The Cllr said: “For the past year, I have had absolutely no support from the party HQ while fighting a series of overwhelmingly vexatious and scurrilous complaints.
"They have been completely derelict in their duty of care towards me, and have not afforded me the same support as others in similar positions. I have been left entirely out of my depth dealing with legal matters I do not understand.”
Today Ms McAlpine, who had previously raised a complaint against Cllr Murray with the SNP, said: "I welcome the Commissioner's ruling and note that Gregor Murray jumped before being pushed.
"Councillor Murray's abuse [of women] is not excused by a self-declared non-binary identity.

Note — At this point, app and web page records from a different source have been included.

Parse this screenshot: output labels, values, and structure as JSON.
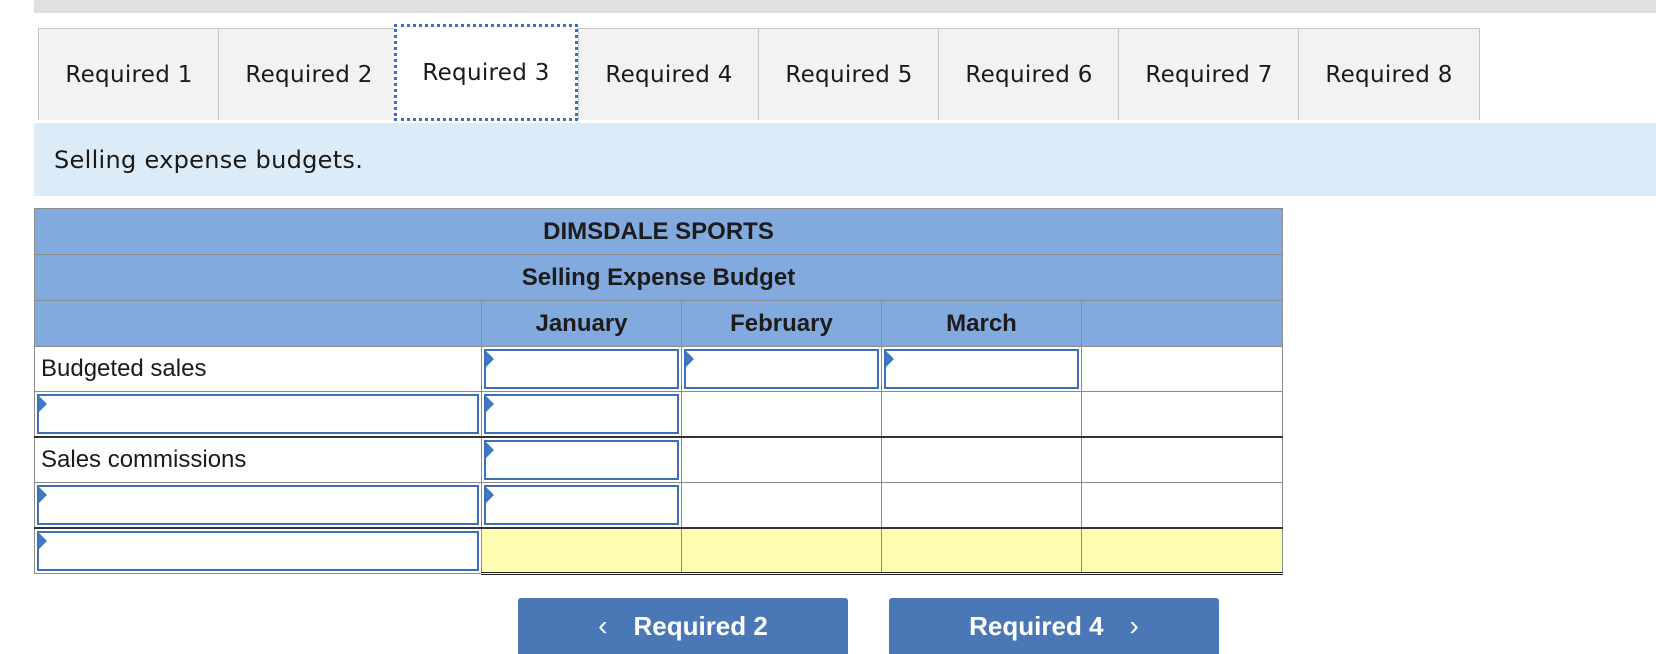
{
  "tabs": [
    {
      "label": "Required 1"
    },
    {
      "label": "Required 2"
    },
    {
      "label": "Required 3"
    },
    {
      "label": "Required 4"
    },
    {
      "label": "Required 5"
    },
    {
      "label": "Required 6"
    },
    {
      "label": "Required 7"
    },
    {
      "label": "Required 8"
    }
  ],
  "active_tab": "Required 3",
  "instruction": "Selling expense budgets.",
  "table": {
    "company": "DIMSDALE SPORTS",
    "title": "Selling Expense Budget",
    "columns": [
      "January",
      "February",
      "March",
      ""
    ],
    "rows": [
      {
        "label": "Budgeted sales",
        "values": [
          "",
          "",
          "",
          ""
        ]
      },
      {
        "label": "",
        "values": [
          "",
          "",
          "",
          ""
        ]
      },
      {
        "label": "Sales commissions",
        "values": [
          "",
          "",
          "",
          ""
        ]
      },
      {
        "label": "",
        "values": [
          "",
          "",
          "",
          ""
        ]
      },
      {
        "label": "",
        "values": [
          "",
          "",
          "",
          ""
        ]
      }
    ]
  },
  "nav": {
    "prev_label": "Required 2",
    "next_label": "Required 4",
    "prev_chevron": "‹",
    "next_chevron": "›"
  },
  "colors": {
    "header_blue": "#82aadf",
    "instruction_bg": "#dcebf8",
    "total_row_yellow": "#fffdb4",
    "button_blue": "#4a78b6"
  }
}
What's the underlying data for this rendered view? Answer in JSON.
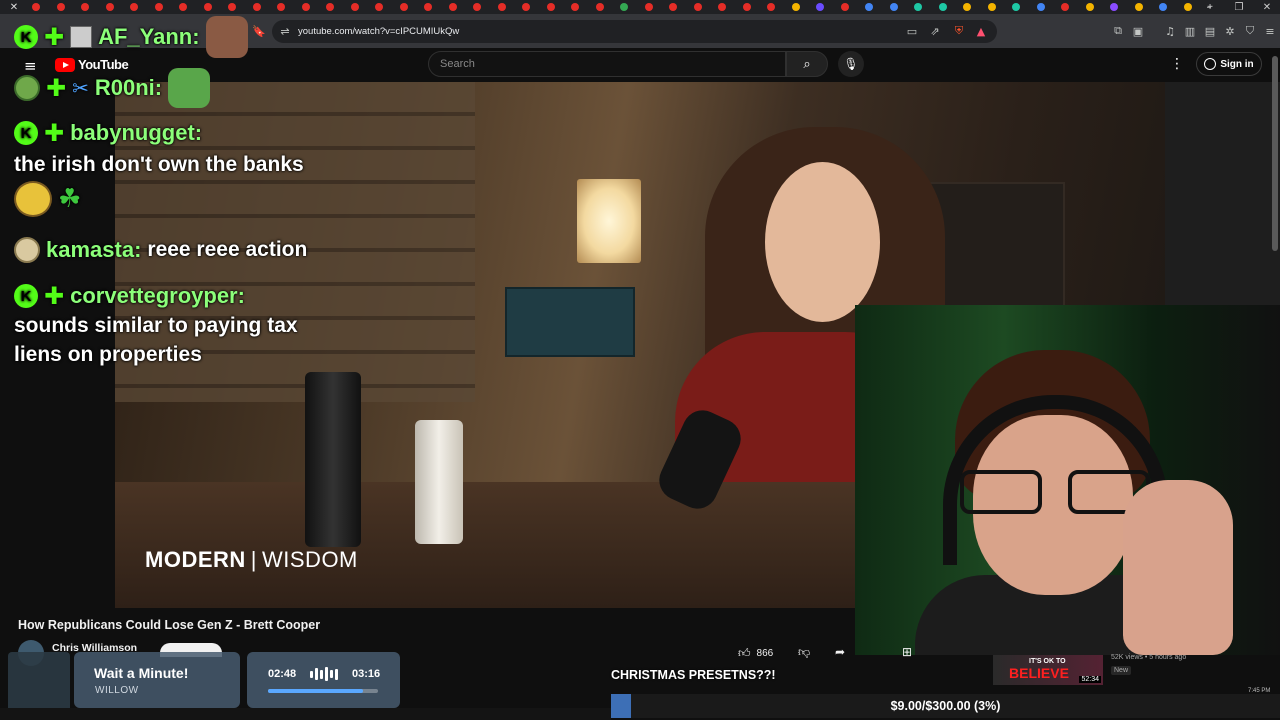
{
  "browser": {
    "tab_favicons": [
      "#e52d27",
      "#e52d27",
      "#e52d27",
      "#e52d27",
      "#e52d27",
      "#e52d27",
      "#e52d27",
      "#e52d27",
      "#e52d27",
      "#e52d27",
      "#e52d27",
      "#e52d27",
      "#e52d27",
      "#e52d27",
      "#e52d27",
      "#e52d27",
      "#e52d27",
      "#e52d27",
      "#e52d27",
      "#e52d27",
      "#e52d27",
      "#e52d27",
      "#e52d27",
      "#e52d27",
      "#34a853",
      "#e52d27",
      "#e52d27",
      "#e52d27",
      "#e52d27",
      "#e52d27",
      "#e52d27",
      "#f4b400",
      "#6a4cff",
      "#e52d27",
      "#4285f4",
      "#4285f4",
      "#1ec8a5",
      "#1ec8a5",
      "#f4b400",
      "#f4b400",
      "#1ec8a5",
      "#4285f4",
      "#e52d27",
      "#f4b400",
      "#8a4cff",
      "#f4b400",
      "#4285f4",
      "#f4b400"
    ],
    "new_tab_symbol": "+",
    "url": "youtube.com/watch?v=cIPCUMIUkQw"
  },
  "youtube": {
    "logo_text": "YouTube",
    "search_placeholder": "Search",
    "sign_in": "Sign in",
    "video_title": "How Republicans Could Lose Gen Z - Brett Cooper",
    "channel_name": "Chris Williamson",
    "like_count": "866",
    "watermark_left": "MODERN",
    "watermark_right": "WISDOM",
    "recommended": {
      "thumb_line1": "IT'S OK TO",
      "thumb_line2": "BELIEVE",
      "duration": "52:34",
      "meta": "52K views • 5 hours ago",
      "badge": "New"
    }
  },
  "chat": [
    {
      "user": "AF_Yann:",
      "message": ""
    },
    {
      "user": "R00ni:",
      "message": ""
    },
    {
      "user": "babynugget:",
      "message": "the irish don't own the banks"
    },
    {
      "user": "kamasta:",
      "message": "reee reee action"
    },
    {
      "user": "corvettegroyper:",
      "message": "sounds similar to paying tax",
      "message2": "liens on properties"
    }
  ],
  "music_widget": {
    "title": "Wait a Minute!",
    "artist": "WILLOW",
    "elapsed": "02:48",
    "total": "03:16",
    "progress_fraction": 0.86
  },
  "goal": {
    "title": "CHRISTMAS PRESETNS??!",
    "label": "$9.00/$300.00 (3%)",
    "fraction": 0.03
  },
  "clock": "7:45 PM",
  "colors": {
    "kick_green": "#53fc18",
    "username_green": "#8cff7a",
    "goal_fill": "#3d6fb6",
    "yt_red": "#ff0000"
  }
}
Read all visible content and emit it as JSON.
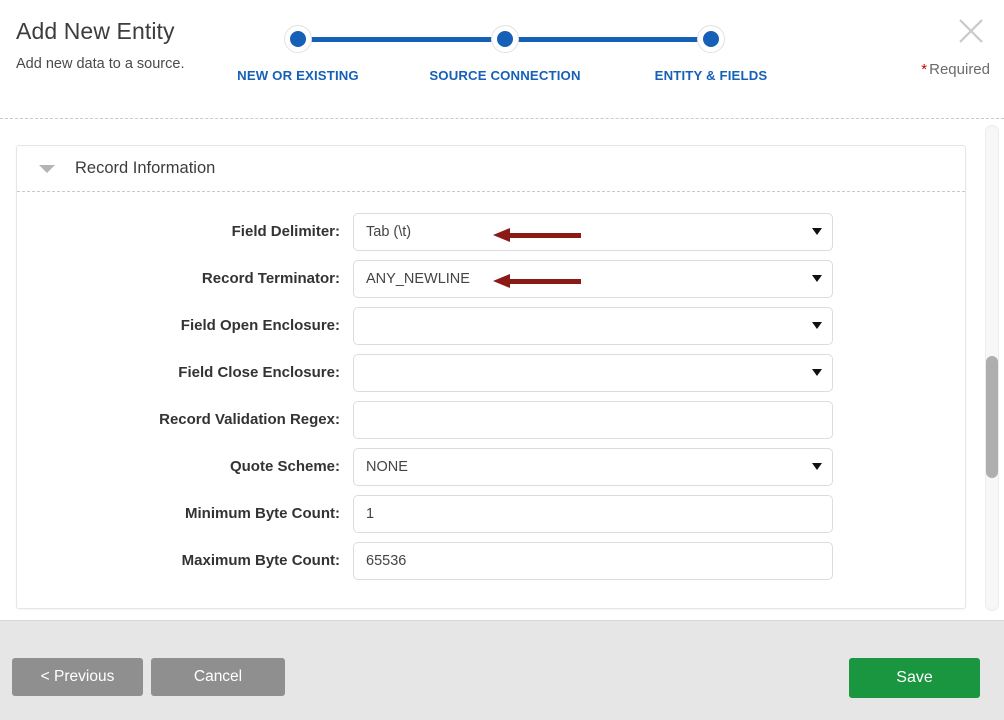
{
  "header": {
    "title": "Add New Entity",
    "subtitle": "Add new data to a source.",
    "close_icon": "close-icon",
    "required_star": "*",
    "required_label": "Required"
  },
  "stepper": {
    "steps": [
      {
        "label": "NEW OR EXISTING",
        "state": "complete"
      },
      {
        "label": "SOURCE CONNECTION",
        "state": "complete"
      },
      {
        "label": "ENTITY & FIELDS",
        "state": "current"
      }
    ],
    "accent_color": "#1660b8"
  },
  "panel": {
    "title": "Record Information",
    "collapse_icon": "chevron-down-icon",
    "expanded": true
  },
  "form": {
    "fields": [
      {
        "label": "Field Delimiter:",
        "name": "field-delimiter",
        "type": "select",
        "value": "Tab (\\t)",
        "placeholder": "",
        "annotated": true
      },
      {
        "label": "Record Terminator:",
        "name": "record-terminator",
        "type": "select",
        "value": "ANY_NEWLINE",
        "placeholder": "",
        "annotated": true
      },
      {
        "label": "Field Open Enclosure:",
        "name": "field-open-enclosure",
        "type": "select",
        "value": "",
        "placeholder": "",
        "annotated": false
      },
      {
        "label": "Field Close Enclosure:",
        "name": "field-close-enclosure",
        "type": "select",
        "value": "",
        "placeholder": "",
        "annotated": false
      },
      {
        "label": "Record Validation Regex:",
        "name": "record-validation-regex",
        "type": "text",
        "value": "",
        "placeholder": "",
        "annotated": false
      },
      {
        "label": "Quote Scheme:",
        "name": "quote-scheme",
        "type": "select",
        "value": "NONE",
        "placeholder": "",
        "annotated": false
      },
      {
        "label": "Minimum Byte Count:",
        "name": "minimum-byte-count",
        "type": "text",
        "value": "1",
        "placeholder": "",
        "annotated": false
      },
      {
        "label": "Maximum Byte Count:",
        "name": "maximum-byte-count",
        "type": "text",
        "value": "65536",
        "placeholder": "",
        "annotated": false
      }
    ]
  },
  "annotations": {
    "color": "#8b1a16",
    "arrows": [
      {
        "points_to": "field-delimiter",
        "direction": "left"
      },
      {
        "points_to": "record-terminator",
        "direction": "left"
      }
    ]
  },
  "footer": {
    "previous_label": "< Previous",
    "cancel_label": "Cancel",
    "save_label": "Save",
    "save_color": "#1a9641",
    "secondary_color": "#8f8f8f"
  },
  "scrollbar": {
    "orientation": "vertical",
    "thumb_position_percent": 47
  }
}
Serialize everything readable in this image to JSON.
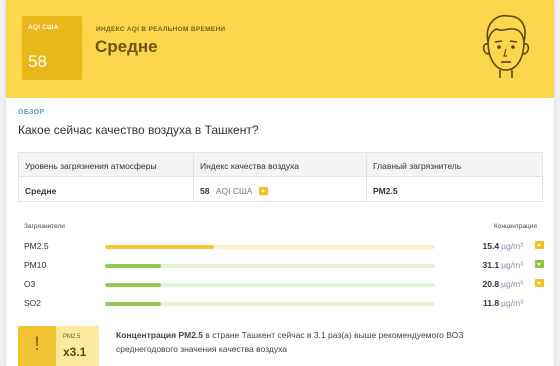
{
  "hero": {
    "aqi_label": "AQI США",
    "aqi_value": "58",
    "subtitle": "ИНДЕКС AQI В РЕАЛЬНОМ ВРЕМЕНИ",
    "status": "Средне",
    "face_icon": "neutral-face-icon",
    "color": "#fdd64b"
  },
  "overview": {
    "label": "ОБЗОР",
    "question": "Какое сейчас качество воздуха в Ташкент?",
    "headers": [
      "Уровень загрязнения атмосферы",
      "Индекс качества воздуха",
      "Главный загрязнитель"
    ],
    "level": "Средне",
    "index_value": "58",
    "index_unit": "AQI США",
    "main_pollutant": "PM2.5"
  },
  "pollutants": {
    "col_pollutants": "Загрязнители",
    "col_concentration": "Концентрация",
    "unit": "µg/m³",
    "items": [
      {
        "name": "PM2.5",
        "value": "15.4",
        "fill": 0.33,
        "color": "#f5c83a",
        "track": "#fbeecb",
        "trend": "up"
      },
      {
        "name": "PM10",
        "value": "31.1",
        "fill": 0.17,
        "color": "#8ccd4f",
        "track": "#e3f2d4",
        "trend": "down"
      },
      {
        "name": "O3",
        "value": "20.8",
        "fill": 0.17,
        "color": "#8ccd4f",
        "track": "#e3f2d4",
        "trend": "up"
      },
      {
        "name": "SO2",
        "value": "11.8",
        "fill": 0.17,
        "color": "#8ccd4f",
        "track": "#e3f2d4",
        "trend": "none"
      }
    ]
  },
  "warning": {
    "icon": "exclamation-icon",
    "label": "PM2.5",
    "multiplier": "x3.1",
    "message_bold": "Концентрация PM2.5",
    "message_rest": " в стране Ташкент сейчас в 3.1 раз(а) выше рекомендуемого ВОЗ среднегодового значения качества воздуха"
  }
}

Misogyny is misogyny no matter what pronouns you use."
Ms McAlpine also welcomed the panel's judgement that the councillor had abused the complainer by referring to her as a TERF (which stands for ‘trans-exclusionary radical feminist’).
"I welcome the Commissioner's ruling that TERF is an insult," she said. "It is a sexist term used to silence women asking reasonable questions about the wisdom of allowing any male to declare himself legally female without safeguards, medical treatment or psychological assessment. It is not transphobic to ask these questions."
However in a statement responding to the Standards Commissioner's ruling, Gregor Murray pledged to take legal advice “as to what my next steps are, for when my health permits”.
The councillor said: “I am severely disappointed in the decision made today by the Standards Commission, which I believe to be a miscarriage of justice.
“I entirely accept that it is not appropriate for me to swear – I have apologised for this on numerous occasions, and have already accepted sanctions for doing so. I am also extremely worried by the precedent they have set that TERF is an offensive term.”
The councillor added: “The situation for trans people in Scotland right now is awful, and for a hearing to conclude that the victims here are the anti-trans campaigners flies in the face of all interpretations of justice and fairness. We have a problem in Scotland where trans people will not put themselves forward for elected positions. This decision today makes that situation worse.
“This complaint has been going on for over ten months now, and I am sad that this is not the end of it.”
An SNP spokesman said: “We’re sorry that Gregor feels this way, but cannot agree with the claims being made. The SNP has a proud record in advancing Scotland’s reputation as one of the most progressive countries in Europe in terms of lesbian, gay, bisexual, transgender and intersex equality.”